The point Macmillan was trying to make was that no matter how long you spend on strategy – the quotidian challenges of everyday life inevitably throw a constant stream of random spanners into the mix.
The same can be said for brand management. We can effectively separate the challenge of managing brands into two sections. The first is the long term strategic stuff in which we do our research, find our target segment, craft our brand positioning and then plan an annual set of tactics accordingly. Then there is the “shit that always happens after you finish your plan but before the year starts” as Professor Kotler describes it in his seminal marketing textbook, Marketing Management.
Of course Kotler does not say that in his textbook. That’s the point about textbooks – they lay out beautifully the long term, predictable challenges of brand building but not the more immediate challenges caused by the “events” of the day.
Take the case of Innocent last weekend. It’s probably been at the top of most marketers’ lists as one of the best run brands in the past decade. Their new £3m TV ad campaign was another classic example of apparently good brand planning. One of the two ads features a young Indian man called Bedrul who spends seven days carefully (and charmingly) turning the hand-picked Mangoes each day to ensure they have the perfect taste. Cue images of perfect, fresh mangoes, cut to a pack shot and the strapline “taste good does good”.
Then came the events.
Last Thursday, barely 48 hours before Innocent’s ad was scheduled to run for the first time, the EU shocked Indian Mango producers with a blanket ban on all their fruit being imported into Europe. Apparently EU inspectors had found much of the mango crop infested with flies which it deemed a risk to Europe’s own fruit and veg production.

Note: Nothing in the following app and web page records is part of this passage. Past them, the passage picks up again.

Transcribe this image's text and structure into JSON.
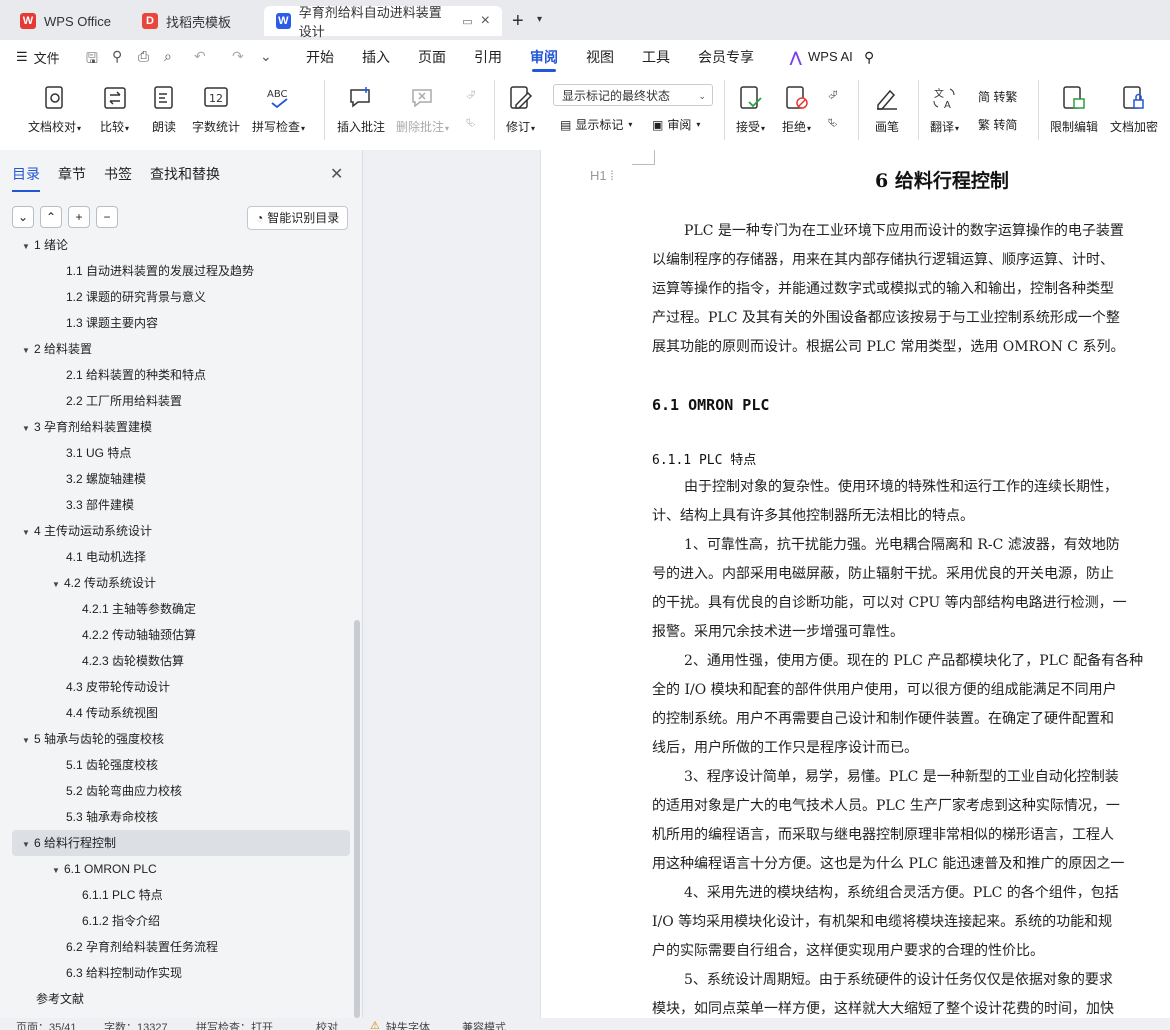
{
  "tabs": [
    {
      "label": "WPS Office",
      "icon": "wps-logo-icon"
    },
    {
      "label": "找稻壳模板",
      "icon": "docer-icon"
    },
    {
      "label": "孕育剂给料自动进料装置设计",
      "icon": "word-doc-icon"
    }
  ],
  "menubar": {
    "file": "文件",
    "items": [
      "开始",
      "插入",
      "页面",
      "引用",
      "审阅",
      "视图",
      "工具",
      "会员专享"
    ],
    "active": "审阅",
    "wps_ai": "WPS AI"
  },
  "ribbon": {
    "buttons": [
      "文档校对",
      "比较",
      "朗读",
      "字数统计",
      "拼写检查",
      "插入批注",
      "删除批注",
      "修订",
      "接受",
      "拒绝",
      "画笔",
      "翻译",
      "限制编辑",
      "文档加密"
    ],
    "markup_select": "显示标记的最终状态",
    "show_markup": "显示标记",
    "review": "审阅",
    "to_traditional": "简 转繁",
    "to_simplified": "繁 转简"
  },
  "nav": {
    "tabs": [
      "目录",
      "章节",
      "书签",
      "查找和替换"
    ],
    "active_tab": "目录",
    "smart_toc": "智能识别目录",
    "toc": [
      {
        "text": "1   绪论",
        "level": 1,
        "arrow": true
      },
      {
        "text": "1.1 自动进料装置的发展过程及趋势",
        "level": 2
      },
      {
        "text": "1.2 课题的研究背景与意义",
        "level": 2
      },
      {
        "text": "1.3 课题主要内容",
        "level": 2
      },
      {
        "text": "2   给料装置",
        "level": 1,
        "arrow": true
      },
      {
        "text": "2.1 给料装置的种类和特点",
        "level": 2
      },
      {
        "text": "2.2 工厂所用给料装置",
        "level": 2
      },
      {
        "text": "3  孕育剂给料装置建模",
        "level": 1,
        "arrow": true
      },
      {
        "text": "3.1 UG 特点",
        "level": 2
      },
      {
        "text": "3.2 螺旋轴建模",
        "level": 2
      },
      {
        "text": "3.3 部件建模",
        "level": 2
      },
      {
        "text": "4   主传动运动系统设计",
        "level": 1,
        "arrow": true
      },
      {
        "text": "4.1 电动机选择",
        "level": 2
      },
      {
        "text": "4.2 传动系统设计",
        "level": 2,
        "arrow": true
      },
      {
        "text": "4.2.1 主轴等参数确定",
        "level": 3
      },
      {
        "text": "4.2.2 传动轴轴颈估算",
        "level": 3
      },
      {
        "text": "4.2.3 齿轮模数估算",
        "level": 3
      },
      {
        "text": "4.3 皮带轮传动设计",
        "level": 2
      },
      {
        "text": "4.4 传动系统视图",
        "level": 2
      },
      {
        "text": "5   轴承与齿轮的强度校核",
        "level": 1,
        "arrow": true
      },
      {
        "text": "5.1 齿轮强度校核",
        "level": 2
      },
      {
        "text": "5.2 齿轮弯曲应力校核",
        "level": 2
      },
      {
        "text": "5.3 轴承寿命校核",
        "level": 2
      },
      {
        "text": "6   给料行程控制",
        "level": 1,
        "arrow": true,
        "selected": true
      },
      {
        "text": "6.1 OMRON PLC",
        "level": 2,
        "arrow": true
      },
      {
        "text": "6.1.1 PLC 特点",
        "level": 3
      },
      {
        "text": "6.1.2 指令介绍",
        "level": 3
      },
      {
        "text": "6.2 孕育剂给料装置任务流程",
        "level": 2
      },
      {
        "text": "6.3 给料控制动作实现",
        "level": 2
      },
      {
        "text": "参考文献",
        "level": 1
      }
    ]
  },
  "document": {
    "heading1": "6   给料行程控制",
    "heading_marker": "H1",
    "intro_lines": [
      "PLC 是一种专门为在工业环境下应用而设计的数字运算操作的电子装置",
      "以编制程序的存储器，用来在其内部存储执行逻辑运算、顺序运算、计时、",
      "运算等操作的指令，并能通过数字式或模拟式的输入和输出，控制各种类型",
      "产过程。PLC 及其有关的外围设备都应该按易于与工业控制系统形成一个整",
      "展其功能的原则而设计。根据公司 PLC 常用类型，选用 OMRON C 系列。"
    ],
    "heading2": "6.1 OMRON PLC",
    "heading3": "6.1.1 PLC 特点",
    "body_lines": [
      "由于控制对象的复杂性。使用环境的特殊性和运行工作的连续长期性，",
      "计、结构上具有许多其他控制器所无法相比的特点。",
      "1、可靠性高，抗干扰能力强。光电耦合隔离和 R-C 滤波器，有效地防",
      "号的进入。内部采用电磁屏蔽，防止辐射干扰。采用优良的开关电源，防止",
      "的干扰。具有优良的自诊断功能，可以对 CPU 等内部结构电路进行检测，一",
      "报警。采用冗余技术进一步增强可靠性。",
      "2、通用性强，使用方便。现在的 PLC 产品都模块化了，PLC 配备有各种",
      "全的 I/O 模块和配套的部件供用户使用，可以很方便的组成能满足不同用户",
      "的控制系统。用户不再需要自己设计和制作硬件装置。在确定了硬件配置和",
      "线后，用户所做的工作只是程序设计而已。",
      "3、程序设计简单，易学，易懂。PLC 是一种新型的工业自动化控制装",
      "的适用对象是广大的电气技术人员。PLC 生产厂家考虑到这种实际情况，一",
      "机所用的编程语言，而采取与继电器控制原理非常相似的梯形语言，工程人",
      "用这种编程语言十分方便。这也是为什么 PLC 能迅速普及和推广的原因之一",
      "4、采用先进的模块结构，系统组合灵活方便。PLC 的各个组件，包括",
      "I/O 等均采用模块化设计，有机架和电缆将模块连接起来。系统的功能和规",
      "户的实际需要自行组合，这样便实现用户要求的合理的性价比。",
      "5、系统设计周期短。由于系统硬件的设计任务仅仅是依据对象的要求",
      "模块，如同点菜单一样方便，这样就大大缩短了整个设计花费的时间，加快"
    ]
  },
  "statusbar": {
    "page": "页面：35/41",
    "words": "字数：13327",
    "spell": "拼写检查：打开",
    "proof": "校对",
    "missing_font": "缺失字体",
    "compat": "兼容模式"
  }
}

Over at Fruit Towers, Innocent’s London HQ, there was a bit of an issue to resolve. A major campaign promoting mangoes was due to air at the exact same time as the news that fresh Mangoes were being banned from import into the UK. The long term planning and short term events involved in brand management had just banged into each other. What should Innocent do?
On Friday a spokesperson for Innocent acknowledged the issue and then explained the campaign would run anyway. “We will still be running with our new mango ad as part of the campaign launching tomorrow. The new EU ban is only on whole mangoes. The mangoes that we use in our drinks are crushed in India when they’re perfectly ripe, and are imported in purée form and processed under strict safety guidelines, which means that our drinks are 100% safe to drink.”
What the team should have done, of course, is turn to its brand values and ask the eternally relevant question – what do they tell us to do? Given Innocent’s stated (and usually well executed) values of be natural, be entrepreneurial and be commercial the answer was pretty obvious.
You certainly don’t plough on regardless and cite your “pureed” “processed” production methods as the justification for running the ad anyway. Instead, you size up the situation and work fast (be entrepreneurial). You pull your mango ad and focus on the other thirty second spot which talks equally charmingly about Joachim and his entirely fly-free German apples. In your press conference you admit that the whole Mango thing caught you by surprise (be natural) but that you are hopeful for a resolution soon. You brief your commercial team to stop talking about puree and start communicating that you don’t have many fresh mangos at the moment but are doing your best to get supplies back in (be natural, be entrepreneurial, be commercial).
Let’s be honest. The fact that Innocent dropped the ball last week won’t destroy their brand or even impact much on sales. But it should worry the team at Fruit Towers that just as Coca-cola strengthens its ownership grip over the company the apparent ability of Innocent to be natural and entrepreneurial – something it used to do so effortlessly – now appears beyond them. The reaction to the Mango issue last week is exactly how Coca-cola would have handled the issue, and exactly not how Innocent once would have done it.